Exercise details =>
The entries are to be repeated exactly, with all pictures omitted.

________________

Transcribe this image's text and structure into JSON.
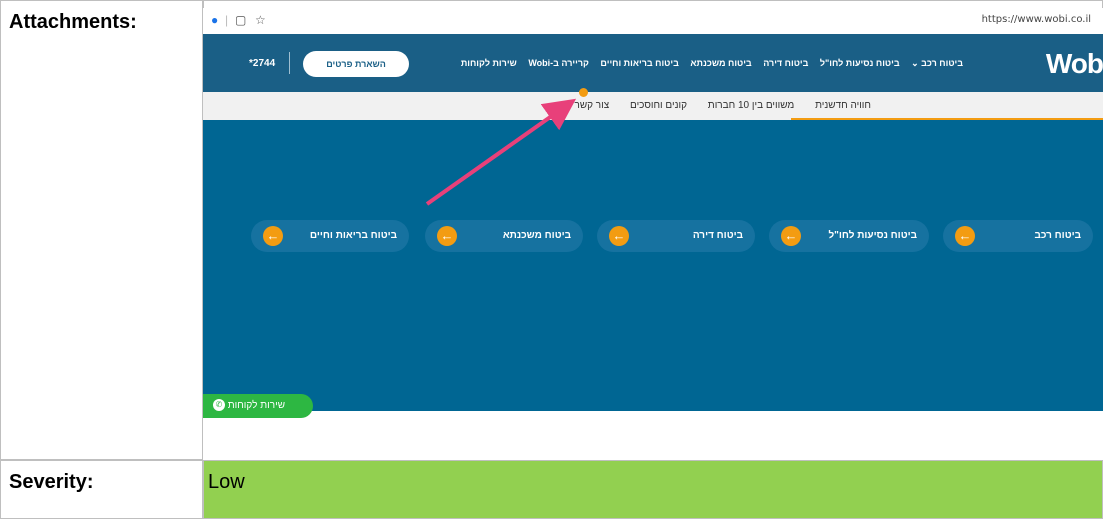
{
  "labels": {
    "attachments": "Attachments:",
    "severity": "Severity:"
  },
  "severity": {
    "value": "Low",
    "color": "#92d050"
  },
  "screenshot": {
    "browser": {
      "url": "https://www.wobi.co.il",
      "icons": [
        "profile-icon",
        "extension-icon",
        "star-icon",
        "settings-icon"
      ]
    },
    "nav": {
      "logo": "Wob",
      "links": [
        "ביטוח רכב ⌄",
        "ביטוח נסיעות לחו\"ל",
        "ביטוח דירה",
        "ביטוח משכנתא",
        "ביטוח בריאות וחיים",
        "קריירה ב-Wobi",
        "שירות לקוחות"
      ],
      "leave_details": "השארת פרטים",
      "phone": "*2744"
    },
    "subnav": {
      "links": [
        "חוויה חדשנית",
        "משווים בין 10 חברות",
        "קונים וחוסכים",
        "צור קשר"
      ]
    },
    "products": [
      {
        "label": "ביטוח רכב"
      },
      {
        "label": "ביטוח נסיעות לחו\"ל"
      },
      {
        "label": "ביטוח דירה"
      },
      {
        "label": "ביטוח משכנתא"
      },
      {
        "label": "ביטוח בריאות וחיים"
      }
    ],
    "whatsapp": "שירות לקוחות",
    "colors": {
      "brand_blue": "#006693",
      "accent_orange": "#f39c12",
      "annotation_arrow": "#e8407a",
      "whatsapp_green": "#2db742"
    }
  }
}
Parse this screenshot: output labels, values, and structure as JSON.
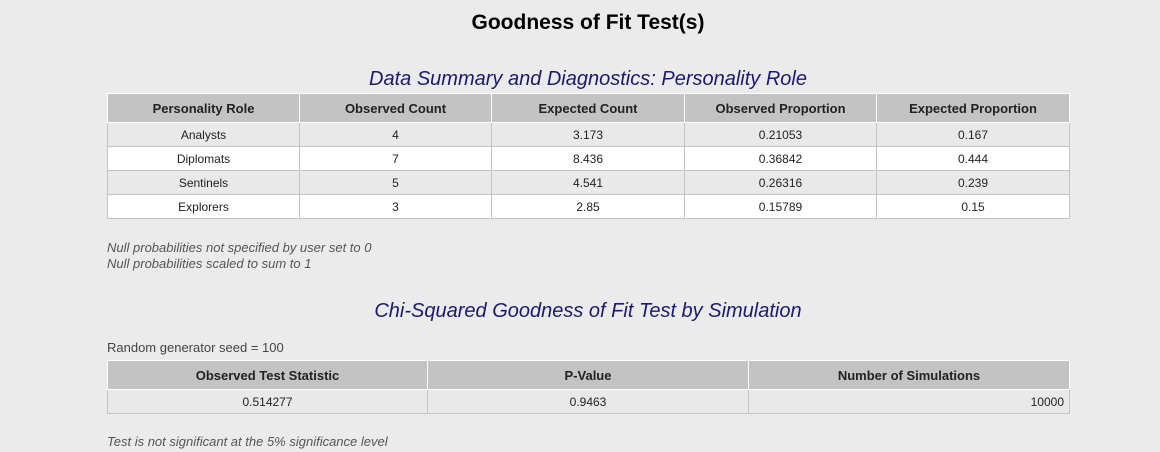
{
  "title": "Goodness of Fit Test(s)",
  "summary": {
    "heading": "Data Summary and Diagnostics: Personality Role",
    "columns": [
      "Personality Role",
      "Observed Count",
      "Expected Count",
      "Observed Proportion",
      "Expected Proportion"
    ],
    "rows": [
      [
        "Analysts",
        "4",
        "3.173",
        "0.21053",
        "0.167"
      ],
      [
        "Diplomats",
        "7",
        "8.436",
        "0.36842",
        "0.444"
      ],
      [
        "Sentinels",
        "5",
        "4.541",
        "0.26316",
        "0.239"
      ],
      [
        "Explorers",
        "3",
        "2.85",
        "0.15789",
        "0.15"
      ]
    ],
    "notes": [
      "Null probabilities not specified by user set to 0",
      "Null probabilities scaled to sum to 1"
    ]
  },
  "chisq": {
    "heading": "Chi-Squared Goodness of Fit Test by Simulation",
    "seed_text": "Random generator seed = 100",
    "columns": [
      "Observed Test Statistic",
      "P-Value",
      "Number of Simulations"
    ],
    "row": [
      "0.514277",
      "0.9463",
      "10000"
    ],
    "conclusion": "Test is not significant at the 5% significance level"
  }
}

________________

Result for this exercise =>
Transcribe this image's text and structure into JSON.
{
  "labels": {
    "attachments": "Attachments:",
    "severity": "Severity:"
  },
  "severity": {
    "value": "Low",
    "color": "#92d050"
  },
  "screenshot": {
    "browser": {
      "url": "https://www.wobi.co.il",
      "icons": [
        "profile-icon",
        "extension-icon",
        "star-icon",
        "settings-icon"
      ]
    },
    "nav": {
      "logo": "Wob",
      "links": [
        "ביטוח רכב ⌄",
        "ביטוח נסיעות לחו\"ל",
        "ביטוח דירה",
        "ביטוח משכנתא",
        "ביטוח בריאות וחיים",
        "קריירה ב-Wobi",
        "שירות לקוחות"
      ],
      "leave_details": "השארת פרטים",
      "phone": "*2744"
    },
    "subnav": {
      "links": [
        "חוויה חדשנית",
        "משווים בין 10 חברות",
        "קונים וחוסכים",
        "צור קשר"
      ]
    },
    "products": [
      {
        "label": "ביטוח רכב"
      },
      {
        "label": "ביטוח נסיעות לחו\"ל"
      },
      {
        "label": "ביטוח דירה"
      },
      {
        "label": "ביטוח משכנתא"
      },
      {
        "label": "ביטוח בריאות וחיים"
      }
    ],
    "whatsapp": "שירות לקוחות",
    "colors": {
      "brand_blue": "#006693",
      "accent_orange": "#f39c12",
      "annotation_arrow": "#e8407a",
      "whatsapp_green": "#2db742"
    }
  }
}
Parse this screenshot: output labels, values, and structure as JSON.
{
  "title": "Goodness of Fit Test(s)",
  "summary": {
    "heading": "Data Summary and Diagnostics: Personality Role",
    "columns": [
      "Personality Role",
      "Observed Count",
      "Expected Count",
      "Observed Proportion",
      "Expected Proportion"
    ],
    "rows": [
      [
        "Analysts",
        "4",
        "3.173",
        "0.21053",
        "0.167"
      ],
      [
        "Diplomats",
        "7",
        "8.436",
        "0.36842",
        "0.444"
      ],
      [
        "Sentinels",
        "5",
        "4.541",
        "0.26316",
        "0.239"
      ],
      [
        "Explorers",
        "3",
        "2.85",
        "0.15789",
        "0.15"
      ]
    ],
    "notes": [
      "Null probabilities not specified by user set to 0",
      "Null probabilities scaled to sum to 1"
    ]
  },
  "chisq": {
    "heading": "Chi-Squared Goodness of Fit Test by Simulation",
    "seed_text": "Random generator seed = 100",
    "columns": [
      "Observed Test Statistic",
      "P-Value",
      "Number of Simulations"
    ],
    "row": [
      "0.514277",
      "0.9463",
      "10000"
    ],
    "conclusion": "Test is not significant at the 5% significance level"
  }
}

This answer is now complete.